** Data provided follows **

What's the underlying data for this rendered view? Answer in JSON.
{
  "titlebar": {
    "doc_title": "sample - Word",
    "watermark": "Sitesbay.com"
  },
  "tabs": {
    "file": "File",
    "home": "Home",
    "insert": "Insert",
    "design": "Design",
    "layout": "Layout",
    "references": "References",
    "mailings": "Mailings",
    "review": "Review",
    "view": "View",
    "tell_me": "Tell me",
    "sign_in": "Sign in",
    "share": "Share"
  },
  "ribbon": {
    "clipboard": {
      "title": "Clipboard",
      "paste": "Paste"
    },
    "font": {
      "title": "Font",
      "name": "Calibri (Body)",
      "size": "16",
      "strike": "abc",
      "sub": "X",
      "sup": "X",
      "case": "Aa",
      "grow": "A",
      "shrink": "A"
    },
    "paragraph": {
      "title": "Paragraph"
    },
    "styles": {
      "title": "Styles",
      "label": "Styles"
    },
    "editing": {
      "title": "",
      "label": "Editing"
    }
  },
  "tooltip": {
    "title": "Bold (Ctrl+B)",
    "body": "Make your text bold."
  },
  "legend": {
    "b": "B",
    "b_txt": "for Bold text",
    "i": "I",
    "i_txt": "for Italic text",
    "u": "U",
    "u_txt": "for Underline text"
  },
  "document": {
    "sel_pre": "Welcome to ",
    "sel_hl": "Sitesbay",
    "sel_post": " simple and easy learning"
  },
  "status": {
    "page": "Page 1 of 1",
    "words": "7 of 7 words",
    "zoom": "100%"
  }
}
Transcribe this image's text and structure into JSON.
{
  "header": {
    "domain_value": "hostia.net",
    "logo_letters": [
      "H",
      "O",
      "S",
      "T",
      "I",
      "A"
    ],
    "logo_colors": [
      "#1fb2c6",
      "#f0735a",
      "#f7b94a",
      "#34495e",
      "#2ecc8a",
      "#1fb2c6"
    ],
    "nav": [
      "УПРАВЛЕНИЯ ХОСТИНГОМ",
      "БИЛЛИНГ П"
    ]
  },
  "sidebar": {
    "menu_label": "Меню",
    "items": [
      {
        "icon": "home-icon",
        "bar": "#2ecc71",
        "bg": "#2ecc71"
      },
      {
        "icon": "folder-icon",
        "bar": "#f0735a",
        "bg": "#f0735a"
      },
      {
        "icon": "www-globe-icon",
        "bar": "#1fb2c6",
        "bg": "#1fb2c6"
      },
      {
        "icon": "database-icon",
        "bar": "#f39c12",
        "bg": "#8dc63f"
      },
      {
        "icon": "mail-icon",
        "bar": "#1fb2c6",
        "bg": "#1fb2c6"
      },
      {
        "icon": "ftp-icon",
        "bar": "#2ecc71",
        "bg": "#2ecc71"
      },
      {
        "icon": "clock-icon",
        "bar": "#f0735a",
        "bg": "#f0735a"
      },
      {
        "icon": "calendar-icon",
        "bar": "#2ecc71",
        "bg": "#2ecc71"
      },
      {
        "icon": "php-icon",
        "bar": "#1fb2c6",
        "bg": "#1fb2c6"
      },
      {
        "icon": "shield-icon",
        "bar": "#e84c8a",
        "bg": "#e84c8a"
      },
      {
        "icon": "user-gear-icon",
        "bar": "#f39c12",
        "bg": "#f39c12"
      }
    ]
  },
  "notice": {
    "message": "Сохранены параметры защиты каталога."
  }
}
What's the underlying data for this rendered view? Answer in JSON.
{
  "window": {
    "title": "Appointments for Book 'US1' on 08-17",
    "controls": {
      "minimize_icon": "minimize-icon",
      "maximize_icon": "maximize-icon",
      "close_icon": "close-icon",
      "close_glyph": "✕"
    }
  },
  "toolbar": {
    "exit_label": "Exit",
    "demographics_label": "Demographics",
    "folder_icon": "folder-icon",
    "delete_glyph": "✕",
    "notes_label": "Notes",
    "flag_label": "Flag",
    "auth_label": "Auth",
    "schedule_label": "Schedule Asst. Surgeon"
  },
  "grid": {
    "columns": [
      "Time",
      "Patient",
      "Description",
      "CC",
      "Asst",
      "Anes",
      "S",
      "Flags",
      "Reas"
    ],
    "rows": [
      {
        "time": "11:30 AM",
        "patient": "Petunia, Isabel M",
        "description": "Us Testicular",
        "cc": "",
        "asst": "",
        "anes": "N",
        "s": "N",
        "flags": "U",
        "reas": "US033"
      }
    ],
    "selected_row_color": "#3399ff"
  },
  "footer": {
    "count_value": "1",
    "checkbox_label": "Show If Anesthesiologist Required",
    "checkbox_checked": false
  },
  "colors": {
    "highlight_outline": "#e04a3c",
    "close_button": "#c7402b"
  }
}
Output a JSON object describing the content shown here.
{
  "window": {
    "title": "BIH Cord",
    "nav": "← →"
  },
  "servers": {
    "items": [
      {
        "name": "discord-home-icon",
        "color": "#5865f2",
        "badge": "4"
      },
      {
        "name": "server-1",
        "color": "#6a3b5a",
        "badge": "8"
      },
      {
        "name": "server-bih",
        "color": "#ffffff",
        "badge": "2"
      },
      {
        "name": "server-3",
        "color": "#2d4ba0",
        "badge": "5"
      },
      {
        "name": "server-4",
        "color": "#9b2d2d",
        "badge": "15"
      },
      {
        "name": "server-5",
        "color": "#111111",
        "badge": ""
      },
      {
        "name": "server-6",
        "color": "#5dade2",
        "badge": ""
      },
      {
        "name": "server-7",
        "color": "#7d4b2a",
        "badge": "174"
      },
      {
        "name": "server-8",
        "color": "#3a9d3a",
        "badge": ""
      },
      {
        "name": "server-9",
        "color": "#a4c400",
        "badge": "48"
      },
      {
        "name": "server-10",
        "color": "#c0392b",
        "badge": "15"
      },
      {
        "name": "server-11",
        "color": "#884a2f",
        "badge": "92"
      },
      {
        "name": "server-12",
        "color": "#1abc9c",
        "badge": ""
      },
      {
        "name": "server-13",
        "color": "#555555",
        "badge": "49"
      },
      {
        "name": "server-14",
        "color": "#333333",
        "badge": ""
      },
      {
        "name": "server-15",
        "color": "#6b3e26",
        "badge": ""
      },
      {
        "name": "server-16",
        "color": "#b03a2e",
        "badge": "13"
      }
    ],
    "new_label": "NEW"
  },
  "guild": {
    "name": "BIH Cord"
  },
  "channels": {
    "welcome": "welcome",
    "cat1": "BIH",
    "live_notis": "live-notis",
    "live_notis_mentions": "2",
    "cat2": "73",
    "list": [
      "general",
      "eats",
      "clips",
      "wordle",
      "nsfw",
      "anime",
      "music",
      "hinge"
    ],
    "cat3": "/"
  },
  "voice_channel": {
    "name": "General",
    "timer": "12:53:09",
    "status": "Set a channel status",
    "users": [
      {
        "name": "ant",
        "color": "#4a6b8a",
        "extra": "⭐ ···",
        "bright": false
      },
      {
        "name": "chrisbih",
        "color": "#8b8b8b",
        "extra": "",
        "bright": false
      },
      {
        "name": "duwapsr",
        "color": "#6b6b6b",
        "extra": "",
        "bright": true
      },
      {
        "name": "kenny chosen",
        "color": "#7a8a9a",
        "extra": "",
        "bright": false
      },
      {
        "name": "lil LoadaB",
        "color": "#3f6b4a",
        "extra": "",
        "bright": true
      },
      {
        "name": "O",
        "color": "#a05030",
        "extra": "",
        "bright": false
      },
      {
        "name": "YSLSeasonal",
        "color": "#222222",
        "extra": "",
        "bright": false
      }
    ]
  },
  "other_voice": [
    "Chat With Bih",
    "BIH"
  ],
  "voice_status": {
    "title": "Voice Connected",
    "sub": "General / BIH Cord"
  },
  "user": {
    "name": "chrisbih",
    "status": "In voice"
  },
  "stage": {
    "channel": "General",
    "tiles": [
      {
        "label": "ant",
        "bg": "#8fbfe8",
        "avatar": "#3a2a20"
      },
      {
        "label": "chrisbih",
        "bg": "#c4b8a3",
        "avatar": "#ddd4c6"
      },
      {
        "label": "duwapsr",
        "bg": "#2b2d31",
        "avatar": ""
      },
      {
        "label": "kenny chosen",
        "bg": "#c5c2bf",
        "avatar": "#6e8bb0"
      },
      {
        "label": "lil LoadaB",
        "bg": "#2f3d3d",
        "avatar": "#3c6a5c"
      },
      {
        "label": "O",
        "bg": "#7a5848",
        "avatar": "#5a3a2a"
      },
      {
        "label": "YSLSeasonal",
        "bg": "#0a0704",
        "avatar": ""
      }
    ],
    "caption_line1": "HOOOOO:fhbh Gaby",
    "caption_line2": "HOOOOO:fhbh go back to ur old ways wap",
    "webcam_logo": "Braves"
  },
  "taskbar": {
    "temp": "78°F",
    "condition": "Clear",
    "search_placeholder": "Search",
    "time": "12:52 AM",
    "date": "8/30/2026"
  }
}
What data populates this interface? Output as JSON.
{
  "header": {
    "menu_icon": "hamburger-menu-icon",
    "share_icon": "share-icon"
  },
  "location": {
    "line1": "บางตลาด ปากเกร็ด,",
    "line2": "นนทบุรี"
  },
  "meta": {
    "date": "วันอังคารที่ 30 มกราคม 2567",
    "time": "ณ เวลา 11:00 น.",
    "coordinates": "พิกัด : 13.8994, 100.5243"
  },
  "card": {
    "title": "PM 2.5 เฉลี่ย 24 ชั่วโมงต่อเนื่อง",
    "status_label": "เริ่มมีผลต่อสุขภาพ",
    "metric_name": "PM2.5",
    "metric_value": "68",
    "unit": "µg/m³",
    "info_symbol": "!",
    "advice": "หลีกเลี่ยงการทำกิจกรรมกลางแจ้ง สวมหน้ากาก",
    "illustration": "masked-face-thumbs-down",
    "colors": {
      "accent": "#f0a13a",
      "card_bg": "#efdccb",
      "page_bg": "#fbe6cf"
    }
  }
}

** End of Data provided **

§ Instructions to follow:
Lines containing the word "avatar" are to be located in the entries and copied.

§ Answer:
        "avatar": "#3a2a20"
        "avatar": "#ddd4c6"
        "avatar": ""
        "avatar": "#6e8bb0"
        "avatar": "#3c6a5c"
        "avatar": "#5a3a2a"
        "avatar": ""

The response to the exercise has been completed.